Walking in Your Shoes

Walking in Your Shoes lesson plan

Imagine you could put on someone else’s comfortable shoes. What would you see if you were walking in an unfamiliar place?

  • 1.

    Open a discussion of shoe types typical to your student population. Ask students for their preferences in shoe wear, as well as why we wear different types of shoes in different seasons of the year. Inform students that they will be investigating shoes worn in other cultures/countries. After researching the kinds of shoes worn in a selected country, students will create a unique display of their learning in the form of model shoes.

  • 2.

    Sculpt the shoe. Scrunch newspaper into a shoe shape. Use masking tape to hold the paper armature in place. Roll neon Crayola Model Magic® into a flat sheet with a Crayola Marker. Drape the modeling compound over the newspaper to shape it into footwear. Roll coils in contrasting colors. Attach them to the shoe for the sole, laces, or straps. Use a fingernail or a marker cap to impress details such as stitching or tread. Air-dry the shoe overnight.

  • 3.

    Make local cutouts. On construction paper, draw and color what a traveler would see in the country. In Switzerland, there are the Alps, brown Swiss cattle, cheese, skis, and timepieces. Cut out the drawings with Crayola Scissors, leaving a small tab at the bottom of each one to attach it to the poster.

  • 4.

    Show the country. Trace the country’s name and land mass on posterboard. Fill in its flag with Crayola Erasable Colored Pencils. Erase areas as needed. For example, Switzerland’s flag has a white cross in a field of red. Cut slits in posterboard to attach the cutouts. Slide tabs through the slits and fold up. Attach the shoe and cutouts with Crayola School Glue. Air-dry the display before it is presented to the class.

Standards

  • LA: Read with sufficient accuracy and fluency to support comprehension.
  • LA: Demonstrate command of the conventions of standard English capitalization, punctuation, and spelling when writing.
  • LA: Determine the meaning of general academic and domain-specific words or phrases in a text relevant to grade level.
  • LA: Integrate information from two texts on the same topic in order to write or speak about the subject knowledgeably.
  • LA: Produce clear and coherent writing in which the development and organization are appropriate to task, purpose, and audience.
  • LA: Engage effectively in a range of collaborative discussions (one-on-one, in groups, and teacher led) with diverse partners on grade level topics and texts, building on others’ ideas and expressing their own clearly.
  • MATH: Solve problems involving measurement and conversion of measurements from a larger unit to a smaller unit.
  • SS: Describe ways in which language, stories, folktales, music, and artistic creations serve as expressions of culture and influence behavior of people living in a particular culture.
  • SS: Use appropriate resources, data sources, and geographic tools to generate, manipulate, and interpret information.
  • VA: Select media, techniques, and processes; analyze what makes them effective or not effective in communicating ideas; and reflect upon the effectiveness of choices.
  • VA: Intentionally take advantage of the qualities and characteristics of art media, techniques, and processes to enhance communication of experiences and ideas.
  • VA: Use subjects, themes, and symbols that demonstrate knowledge of contexts, values, and aesthetics that communicate intended meaning in artworks.

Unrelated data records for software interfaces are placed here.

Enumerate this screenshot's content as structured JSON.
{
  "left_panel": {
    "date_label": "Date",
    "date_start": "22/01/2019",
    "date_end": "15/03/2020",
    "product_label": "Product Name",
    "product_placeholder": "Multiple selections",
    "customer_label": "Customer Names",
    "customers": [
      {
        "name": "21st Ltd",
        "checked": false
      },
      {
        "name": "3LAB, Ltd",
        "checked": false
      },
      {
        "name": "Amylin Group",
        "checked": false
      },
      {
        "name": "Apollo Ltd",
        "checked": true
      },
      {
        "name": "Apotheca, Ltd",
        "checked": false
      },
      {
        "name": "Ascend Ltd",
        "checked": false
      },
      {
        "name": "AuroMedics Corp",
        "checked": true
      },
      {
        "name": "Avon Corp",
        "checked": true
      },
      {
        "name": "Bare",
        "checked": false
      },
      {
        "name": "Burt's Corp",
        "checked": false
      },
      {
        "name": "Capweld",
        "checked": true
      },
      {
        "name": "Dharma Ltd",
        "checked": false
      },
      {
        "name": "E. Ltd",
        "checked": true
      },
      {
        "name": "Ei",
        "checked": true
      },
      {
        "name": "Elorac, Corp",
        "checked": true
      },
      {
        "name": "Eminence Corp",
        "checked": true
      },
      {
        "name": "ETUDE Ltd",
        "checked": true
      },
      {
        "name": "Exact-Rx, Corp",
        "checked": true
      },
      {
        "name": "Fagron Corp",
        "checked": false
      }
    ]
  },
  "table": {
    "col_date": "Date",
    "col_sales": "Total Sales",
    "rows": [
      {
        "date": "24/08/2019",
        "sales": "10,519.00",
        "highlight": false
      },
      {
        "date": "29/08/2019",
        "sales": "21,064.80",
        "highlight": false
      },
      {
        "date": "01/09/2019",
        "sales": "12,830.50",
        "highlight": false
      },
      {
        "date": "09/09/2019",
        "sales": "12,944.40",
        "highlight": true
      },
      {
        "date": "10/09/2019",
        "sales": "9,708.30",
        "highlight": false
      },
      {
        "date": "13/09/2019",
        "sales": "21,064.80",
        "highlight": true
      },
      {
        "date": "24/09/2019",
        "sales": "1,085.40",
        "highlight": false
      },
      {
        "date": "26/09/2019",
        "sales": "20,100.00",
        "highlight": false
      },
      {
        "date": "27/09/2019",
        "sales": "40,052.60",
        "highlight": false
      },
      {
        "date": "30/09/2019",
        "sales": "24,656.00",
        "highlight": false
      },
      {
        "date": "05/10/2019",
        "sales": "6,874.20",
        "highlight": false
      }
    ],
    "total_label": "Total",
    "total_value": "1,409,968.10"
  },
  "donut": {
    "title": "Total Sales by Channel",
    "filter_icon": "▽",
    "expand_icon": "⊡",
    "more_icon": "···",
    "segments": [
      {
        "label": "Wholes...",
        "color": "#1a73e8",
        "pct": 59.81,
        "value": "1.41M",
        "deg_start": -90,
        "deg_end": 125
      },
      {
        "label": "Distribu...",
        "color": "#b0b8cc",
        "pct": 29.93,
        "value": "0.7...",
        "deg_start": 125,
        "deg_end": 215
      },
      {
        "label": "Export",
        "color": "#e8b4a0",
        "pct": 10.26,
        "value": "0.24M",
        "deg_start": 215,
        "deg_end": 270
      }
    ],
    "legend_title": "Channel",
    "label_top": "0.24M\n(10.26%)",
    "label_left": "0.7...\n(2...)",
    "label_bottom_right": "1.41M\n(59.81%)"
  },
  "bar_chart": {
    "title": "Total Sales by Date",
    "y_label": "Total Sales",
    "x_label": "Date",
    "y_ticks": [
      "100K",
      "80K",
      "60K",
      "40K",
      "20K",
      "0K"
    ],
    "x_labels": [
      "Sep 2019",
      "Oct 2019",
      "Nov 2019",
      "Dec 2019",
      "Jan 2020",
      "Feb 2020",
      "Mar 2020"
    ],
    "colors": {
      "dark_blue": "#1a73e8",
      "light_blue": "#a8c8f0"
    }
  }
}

Adaptations

  • Possible classroom resources include: Around the World Coloring Book by Winky Adam; Flags of the World by Sylvia Bednar; Children of the World: How We Live, Learn, and Play in Poems, Drawings, and Photographs by Anthony Asael & Stephanie Rabemiafara
  • Encourage students to create an audio component to accompany their posters. If possible, include a short talk in the country's native language.
  • Working in small groups, students discuss the Cheyenne saying "Do not judge your neighbor until you walk two moons in his moccasins."
  • Students research the major landforms located within the boundaries of the selected country. If possible, use Crayola Model Magic to create these formations on the map of the country.
  • Working in small groups, students discuss the Cheyenne saying "Do not judge your neighbor until you walk two moons in his moccasins." What might have been meant by this saying? How could students apply this saying to bullying and the development of tolerance in today's society?